CALLER: Yeah, her accents on the words were -- it's just all wrong if you analyzed the way she said it.
RUSH: Tell me how she said it, in --
CALLER: "What difference, at this point, does it make?"
CALLER: By inserting that clause in the middle, it's an abnormally spoken construction.
RUSH: Right. "What difference, at this point, does it make?" Instead of, "What difference does it make?"
CALLER: Even adding "at this point" at the beginning or the end --
CALLER: -- because if she did it that way, which is the way normal people would do it, you could take the "what difference does it make?" and it would be a devastating political commercial against her.
RUSH: Well, I'll tell you something else. That's an excellent point. You know, I'm a student of the use of language and words, phraseology, and that's a really good point and a good observation, as well. But Mrs. Clinton, if I'm not mistaken, I think there have been planted questions at Mrs. Clinton press conferences.
CNN back in 2007: "Student Claims She Was Fed Question for Clinton." This is from Grinnell, Iowa. "The college student who was told what question to ask at one of New York Sen. Hillary Clinton's campaign events said 'voters have the right to know what happened' and she wasn't the only one who was planted. In an exclusive on-camera interview with CNN, Muriel Gallo-Chasanoff, a 19-year-old sophomore at Grinnell College in Grinnell, Iowa, said giving anyone specific questions to ask is 'dishonest,' and the whole incident has given her a negative outlook on politics.
"Gallo-Chasanoff, whose story was first reported in the campus newspaper, said what happened was simple: She said a senior Clinton staffer asked if she'd like to ask the senator a question after an energy speech the Democratic presidential hopeful gave in Newton, Iowa, on November 6. ... He then opened a binder to a page that, according to Gallo-Chasanoff, had about eight questions on it. 'The top one was planned specifically for a college student,' she added. 'It said "college student" in brackets and then the question.' Topping that sheet of paper was the following: 'As a young person, I'm worried about the long-term effects of global warming. How does your plan combat climate change?'"

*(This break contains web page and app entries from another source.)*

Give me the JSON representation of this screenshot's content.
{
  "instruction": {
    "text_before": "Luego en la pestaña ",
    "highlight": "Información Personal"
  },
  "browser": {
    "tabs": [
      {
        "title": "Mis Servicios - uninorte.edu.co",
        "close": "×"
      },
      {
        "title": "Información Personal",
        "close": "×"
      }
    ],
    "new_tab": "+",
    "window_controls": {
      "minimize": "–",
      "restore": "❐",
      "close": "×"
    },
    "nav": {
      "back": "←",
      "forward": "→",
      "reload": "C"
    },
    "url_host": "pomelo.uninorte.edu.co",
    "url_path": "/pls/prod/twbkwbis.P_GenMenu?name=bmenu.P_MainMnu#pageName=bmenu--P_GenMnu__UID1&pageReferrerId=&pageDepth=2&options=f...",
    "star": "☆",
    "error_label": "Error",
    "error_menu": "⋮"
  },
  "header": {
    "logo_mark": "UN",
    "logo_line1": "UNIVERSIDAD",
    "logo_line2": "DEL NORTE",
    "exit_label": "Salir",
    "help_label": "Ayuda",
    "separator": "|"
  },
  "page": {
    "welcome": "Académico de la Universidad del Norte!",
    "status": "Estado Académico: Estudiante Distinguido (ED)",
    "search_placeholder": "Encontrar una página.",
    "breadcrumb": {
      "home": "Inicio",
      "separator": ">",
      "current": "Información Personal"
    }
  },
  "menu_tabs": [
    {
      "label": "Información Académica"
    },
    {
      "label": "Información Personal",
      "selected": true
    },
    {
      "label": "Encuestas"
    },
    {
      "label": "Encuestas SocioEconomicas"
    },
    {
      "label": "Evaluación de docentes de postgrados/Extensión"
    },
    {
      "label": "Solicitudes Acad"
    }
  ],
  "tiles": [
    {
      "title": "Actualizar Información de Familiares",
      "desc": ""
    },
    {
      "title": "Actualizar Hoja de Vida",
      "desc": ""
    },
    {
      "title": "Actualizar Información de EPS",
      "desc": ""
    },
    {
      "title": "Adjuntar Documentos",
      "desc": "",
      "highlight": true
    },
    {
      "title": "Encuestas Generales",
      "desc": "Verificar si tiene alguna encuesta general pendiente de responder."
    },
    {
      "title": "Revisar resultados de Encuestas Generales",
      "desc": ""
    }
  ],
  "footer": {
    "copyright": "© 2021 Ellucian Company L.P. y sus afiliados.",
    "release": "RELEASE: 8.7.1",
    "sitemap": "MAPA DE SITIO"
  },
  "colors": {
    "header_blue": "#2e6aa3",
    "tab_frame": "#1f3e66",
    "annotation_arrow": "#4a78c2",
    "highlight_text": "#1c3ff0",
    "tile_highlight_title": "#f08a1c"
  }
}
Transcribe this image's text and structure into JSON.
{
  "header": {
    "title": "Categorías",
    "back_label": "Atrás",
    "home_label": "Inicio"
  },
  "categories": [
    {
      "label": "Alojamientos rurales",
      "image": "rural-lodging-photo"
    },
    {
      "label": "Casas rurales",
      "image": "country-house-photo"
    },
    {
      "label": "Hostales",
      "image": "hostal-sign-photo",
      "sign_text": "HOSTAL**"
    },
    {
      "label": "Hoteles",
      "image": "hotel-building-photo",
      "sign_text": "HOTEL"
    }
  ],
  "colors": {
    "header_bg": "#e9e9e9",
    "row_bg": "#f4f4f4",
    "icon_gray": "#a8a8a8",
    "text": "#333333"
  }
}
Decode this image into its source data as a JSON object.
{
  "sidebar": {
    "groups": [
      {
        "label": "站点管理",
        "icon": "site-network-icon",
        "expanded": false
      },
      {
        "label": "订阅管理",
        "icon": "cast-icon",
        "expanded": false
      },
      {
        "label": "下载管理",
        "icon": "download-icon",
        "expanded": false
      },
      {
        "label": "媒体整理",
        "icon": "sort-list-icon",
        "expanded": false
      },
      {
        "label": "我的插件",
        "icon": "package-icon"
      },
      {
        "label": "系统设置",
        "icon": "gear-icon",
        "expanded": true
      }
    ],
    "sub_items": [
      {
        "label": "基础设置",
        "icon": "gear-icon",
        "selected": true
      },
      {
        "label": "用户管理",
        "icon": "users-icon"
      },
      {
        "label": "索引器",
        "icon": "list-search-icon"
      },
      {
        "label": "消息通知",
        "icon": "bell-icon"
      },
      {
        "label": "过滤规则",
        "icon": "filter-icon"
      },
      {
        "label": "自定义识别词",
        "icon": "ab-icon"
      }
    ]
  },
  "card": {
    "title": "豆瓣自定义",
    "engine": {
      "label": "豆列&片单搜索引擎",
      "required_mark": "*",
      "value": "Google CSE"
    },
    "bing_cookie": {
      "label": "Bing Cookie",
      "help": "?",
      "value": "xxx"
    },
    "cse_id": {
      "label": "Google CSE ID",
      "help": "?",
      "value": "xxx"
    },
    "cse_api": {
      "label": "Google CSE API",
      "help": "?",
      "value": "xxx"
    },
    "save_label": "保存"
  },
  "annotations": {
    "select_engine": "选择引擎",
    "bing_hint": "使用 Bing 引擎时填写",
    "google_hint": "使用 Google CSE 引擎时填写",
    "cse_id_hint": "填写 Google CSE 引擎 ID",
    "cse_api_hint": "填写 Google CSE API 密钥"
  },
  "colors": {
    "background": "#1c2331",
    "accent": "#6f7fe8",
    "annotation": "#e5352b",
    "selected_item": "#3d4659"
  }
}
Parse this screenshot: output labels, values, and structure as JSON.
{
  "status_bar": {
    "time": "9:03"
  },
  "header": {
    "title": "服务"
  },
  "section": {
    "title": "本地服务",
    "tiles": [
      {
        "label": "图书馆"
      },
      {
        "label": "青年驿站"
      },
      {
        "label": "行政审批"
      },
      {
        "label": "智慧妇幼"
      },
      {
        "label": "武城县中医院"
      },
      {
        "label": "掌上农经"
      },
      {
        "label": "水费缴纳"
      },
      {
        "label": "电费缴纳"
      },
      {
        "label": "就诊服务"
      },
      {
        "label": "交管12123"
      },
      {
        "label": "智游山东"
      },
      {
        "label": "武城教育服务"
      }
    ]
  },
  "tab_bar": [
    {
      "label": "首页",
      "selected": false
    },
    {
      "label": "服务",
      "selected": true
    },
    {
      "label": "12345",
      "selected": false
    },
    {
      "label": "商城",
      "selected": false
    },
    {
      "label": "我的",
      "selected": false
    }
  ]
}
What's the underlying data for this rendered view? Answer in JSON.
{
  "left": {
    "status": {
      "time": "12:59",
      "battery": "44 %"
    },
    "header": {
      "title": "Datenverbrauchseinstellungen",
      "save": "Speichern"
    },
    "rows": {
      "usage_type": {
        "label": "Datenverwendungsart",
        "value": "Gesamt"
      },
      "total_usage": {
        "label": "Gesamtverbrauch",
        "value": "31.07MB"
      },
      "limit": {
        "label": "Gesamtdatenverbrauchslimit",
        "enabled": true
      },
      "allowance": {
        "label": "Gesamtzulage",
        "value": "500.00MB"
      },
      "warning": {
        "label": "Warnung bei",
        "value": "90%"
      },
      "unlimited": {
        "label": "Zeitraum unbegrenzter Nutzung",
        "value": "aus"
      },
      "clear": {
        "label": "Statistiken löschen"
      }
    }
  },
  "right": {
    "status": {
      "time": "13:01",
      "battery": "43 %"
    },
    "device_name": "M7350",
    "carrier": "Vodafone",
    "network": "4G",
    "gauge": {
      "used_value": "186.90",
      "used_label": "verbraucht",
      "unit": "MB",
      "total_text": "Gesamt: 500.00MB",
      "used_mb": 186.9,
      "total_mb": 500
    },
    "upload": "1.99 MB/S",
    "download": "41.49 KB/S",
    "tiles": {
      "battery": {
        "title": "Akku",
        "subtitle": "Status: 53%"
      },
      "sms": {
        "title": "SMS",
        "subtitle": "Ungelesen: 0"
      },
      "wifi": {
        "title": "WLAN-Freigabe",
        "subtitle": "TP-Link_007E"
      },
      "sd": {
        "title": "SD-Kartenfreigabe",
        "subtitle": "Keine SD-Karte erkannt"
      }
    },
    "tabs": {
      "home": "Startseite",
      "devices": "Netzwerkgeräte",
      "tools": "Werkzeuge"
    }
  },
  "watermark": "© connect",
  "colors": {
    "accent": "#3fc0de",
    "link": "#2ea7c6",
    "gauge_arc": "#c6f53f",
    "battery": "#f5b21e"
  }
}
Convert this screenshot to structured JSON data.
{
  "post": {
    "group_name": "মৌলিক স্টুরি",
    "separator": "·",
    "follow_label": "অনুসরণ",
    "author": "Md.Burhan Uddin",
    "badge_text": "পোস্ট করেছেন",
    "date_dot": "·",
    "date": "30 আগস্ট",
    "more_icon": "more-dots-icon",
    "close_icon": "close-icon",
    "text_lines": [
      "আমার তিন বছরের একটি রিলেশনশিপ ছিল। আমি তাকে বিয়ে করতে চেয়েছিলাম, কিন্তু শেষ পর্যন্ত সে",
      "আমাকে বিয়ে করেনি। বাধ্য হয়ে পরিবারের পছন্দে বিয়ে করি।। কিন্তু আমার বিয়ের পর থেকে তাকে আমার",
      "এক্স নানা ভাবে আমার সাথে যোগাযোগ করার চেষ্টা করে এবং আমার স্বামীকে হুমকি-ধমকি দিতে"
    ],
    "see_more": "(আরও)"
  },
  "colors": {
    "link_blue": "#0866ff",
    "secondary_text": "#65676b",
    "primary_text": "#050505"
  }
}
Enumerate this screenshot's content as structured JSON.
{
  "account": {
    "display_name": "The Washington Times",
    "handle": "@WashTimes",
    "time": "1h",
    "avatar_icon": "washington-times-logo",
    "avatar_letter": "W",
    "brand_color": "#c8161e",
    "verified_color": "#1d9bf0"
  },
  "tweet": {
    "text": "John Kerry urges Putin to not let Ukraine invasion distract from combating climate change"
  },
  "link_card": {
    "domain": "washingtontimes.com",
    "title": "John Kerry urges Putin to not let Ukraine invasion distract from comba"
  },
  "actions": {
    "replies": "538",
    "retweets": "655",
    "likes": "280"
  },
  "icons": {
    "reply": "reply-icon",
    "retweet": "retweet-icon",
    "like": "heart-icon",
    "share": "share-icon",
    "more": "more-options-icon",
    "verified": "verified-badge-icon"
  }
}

So apparently Mrs. Clinton planted questions and found students to ask them in press conferences. There's another one November 10th 2007, this is Major Garrett, he was at Fox News then. "Clinton Campaign Accused for the Second Time of Planting a Question at a Public Appearance." This one Sioux City, Iowa. "For the second time in as many days, Hillary Clinton's presidential campaign has had to deal with accusations of planting questions during public appearances.
"In a telephone interview Saturday with Fox News, Geoffrey Mitchell, 32, said he was approached by Clinton campaign worker Chris Hayler to ask a question about how she was standing up to President Bush on the question on funding the Iraq war and a troop withdrawal timeline. The encounter happened before an event hosted by Iowa State Sen. Gene Frais on a farm outside Fort Madison, Iowa."
So I think we've established here that when it comes to staging events, the Clintons are capable and have done it. And I don't think it's just the Clintons. Hell, look at all the times the Democrats parade victims up in the middle of their press conferences. Those are staged events as well, all designed to evoke an emotional reaction among people watching on TV. Barney, thanks for the call.
We've gotta take another brief, obscene profit break here at the Rush Limbaugh program. We're back right after this.
RUSH: How about this, folks? How about all of those people that fainted at Barack Obama's speeches? How many of those do you think were staged, 'cause they don't happen anymore. He still goes out there and speaks where there's crowds and where it's hot, but nobody seems to faint anymore. But it used to be routine when he went out there. The point is: How much of what is liberalism is genuine anyway? The point is, very little of it is. The reality of it is something they can't ever let you see it, when you get down to brass tacks.